Iowa school must pay fees for restricting distribution

IOWA — Iowa State University was forced to pay The Ames Daily Tribune $86,769 by a federal court to help bear the burden of legal expenses associated with a lawsuit against the school.

The lawsuit, which was settled out of court last June, centered around distribution rights on campus.

The suit began when owners of Partnership Press, which owns the Daily Tribune, sued the university, which offered more distribution areas for the campus student paper than for other publications.

It was settled when university administrators agreed to allow the publishers of the Campus Reader and The Ames Daily Tribune to distribute at 39 campus locations. However, Daily Tribune representatives were still upset because the settlement excluded the paper from distributing on certain areas of campus.

Regardless of the suit, Michael Gartner, editor and co-owner of the Tribune, said in an Associated Press story that he was happy with the legal payments awarded.

“That is a large fee award, and I hope it stands as a reminder that no government entity should tread on the speech and press rights secured by the First Amendment,” Gartner said.

Paul Tanaka, director of university legal services, said he feels the paper’s award was not as much as it could have been.

“Although I understand the Tribune regarded it as a victory, the truth of the matter is that the fees that were awarded were at the lower end of the spectrum,” Tanaka said. The maximum award the school could have received was approximately $109,000, while the low was $68,000.

Another related case regarding the Tribune’s efforts to open the campus newspaper’s advertising and business records is still pending before the Iowa Supreme Court, said Tribune lawyer Michael Giudicessi.

In a related conflict between the campus and community newspaper, the Iowa State Daily is awaiting word on the consequences of an Internal Revenue Service (IRS) audit.
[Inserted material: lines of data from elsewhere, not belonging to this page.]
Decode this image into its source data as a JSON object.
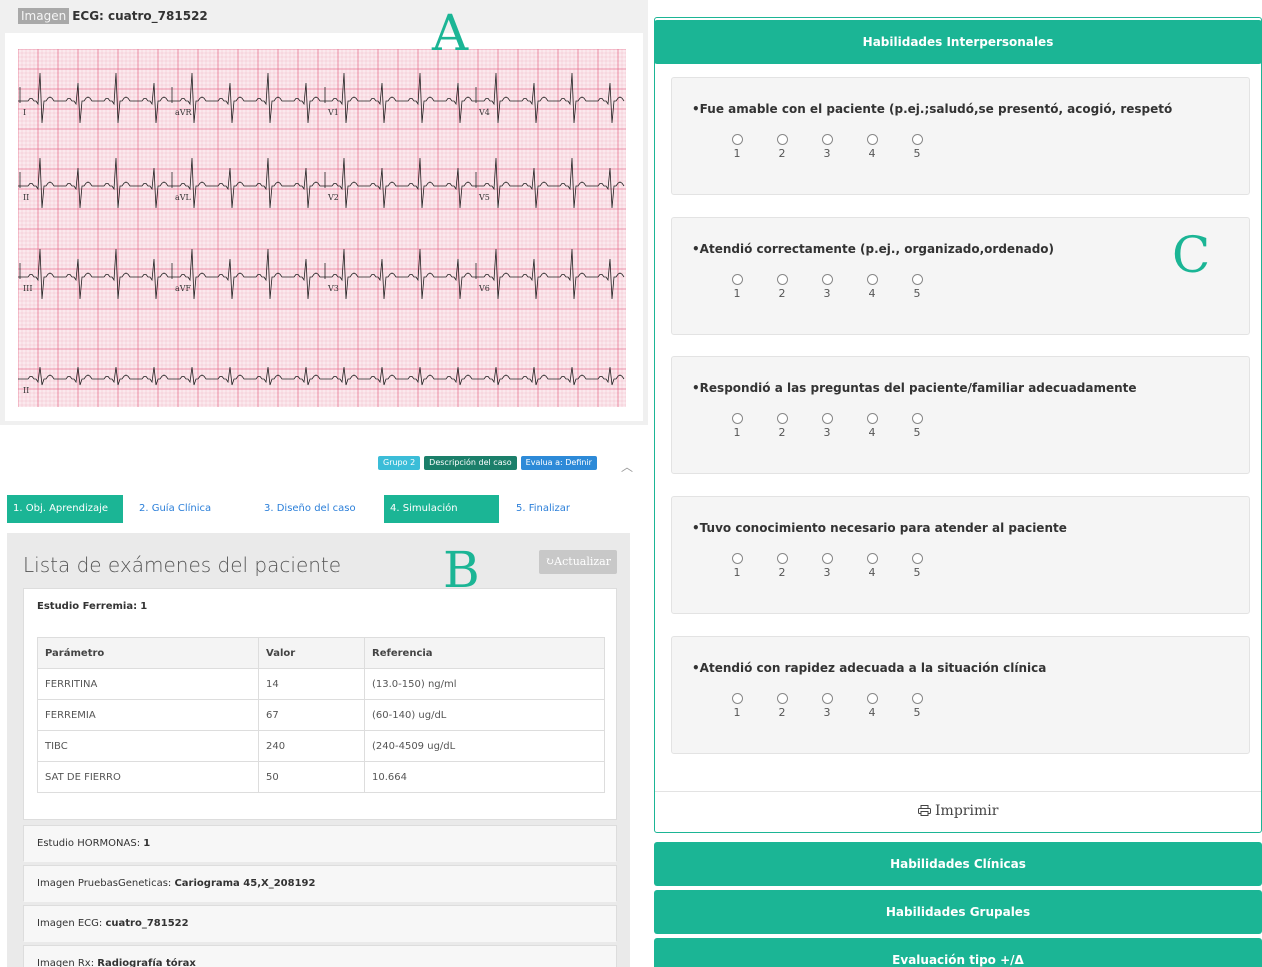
{
  "panel_a": {
    "tag": "Imagen",
    "title": "ECG: cuatro_781522",
    "letter": "A",
    "lead_labels": [
      "I",
      "aVR",
      "V1",
      "V4",
      "II",
      "aVL",
      "V2",
      "V5",
      "III",
      "aVF",
      "V3",
      "V6",
      "II"
    ]
  },
  "panel_b": {
    "letter": "B",
    "badges": [
      "Grupo 2",
      "Descripción del caso",
      "Evalua a: Definir"
    ],
    "chevron": "︿",
    "steps": [
      "1. Obj. Aprendizaje",
      "2. Guía Clínica",
      "3. Diseño del caso",
      "4. Simulación",
      "5. Finalizar"
    ],
    "list_title": "Lista de exámenes del paciente",
    "refresh_label": "↻Actualizar",
    "study1": {
      "prefix": "Estudio Ferremia:",
      "count": "1",
      "columns": [
        "Parámetro",
        "Valor",
        "Referencia"
      ],
      "rows": [
        [
          "FERRITINA",
          "14",
          "(13.0-150) ng/ml"
        ],
        [
          "FERREMIA",
          "67",
          "(60-140) ug/dL"
        ],
        [
          "TIBC",
          "240",
          "(240-4509 ug/dL"
        ],
        [
          "SAT DE FIERRO",
          "50",
          "10.664"
        ]
      ]
    },
    "study2": {
      "prefix": "Estudio HORMONAS:",
      "value": "1"
    },
    "study3": {
      "prefix": "Imagen PruebasGeneticas:",
      "value": "Cariograma 45,X_208192"
    },
    "study4": {
      "prefix": "Imagen ECG:",
      "value": "cuatro_781522"
    },
    "study5": {
      "prefix": "Imagen Rx:",
      "value": "Radiografía tórax"
    }
  },
  "panel_c": {
    "letter": "C",
    "header": "Habilidades Interpersonales",
    "questions": [
      "•Fue amable con el paciente (p.ej.;saludó,se presentó, acogió, respetó",
      "•Atendió correctamente (p.ej., organizado,ordenado)",
      "•Respondió a las preguntas del paciente/familiar adecuadamente",
      "•Tuvo conocimiento necesario para atender al paciente",
      "•Atendió con rapidez adecuada a la situación clínica"
    ],
    "scale": [
      "1",
      "2",
      "3",
      "4",
      "5"
    ],
    "print_label": "Imprimir",
    "print_icon": "print-icon",
    "sections": [
      "Habilidades Clínicas",
      "Habilidades Grupales",
      "Evaluación tipo +/Δ"
    ]
  },
  "colors": {
    "accent": "#1bb595",
    "link": "#2b7fd9",
    "ecg_grid": "#e46b8a"
  }
}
Annette Forbes, the publication’s general manager, said the tax agency has not contacted the paper yet concerning a possible penalty.

“We have had no further comment from the IRS on that appeal,” she said. The paper, which was included in a university audit for 1995 and 1996, was told that it owed up to $30,000 in back taxes because there was not enough student involvement in the advertising department.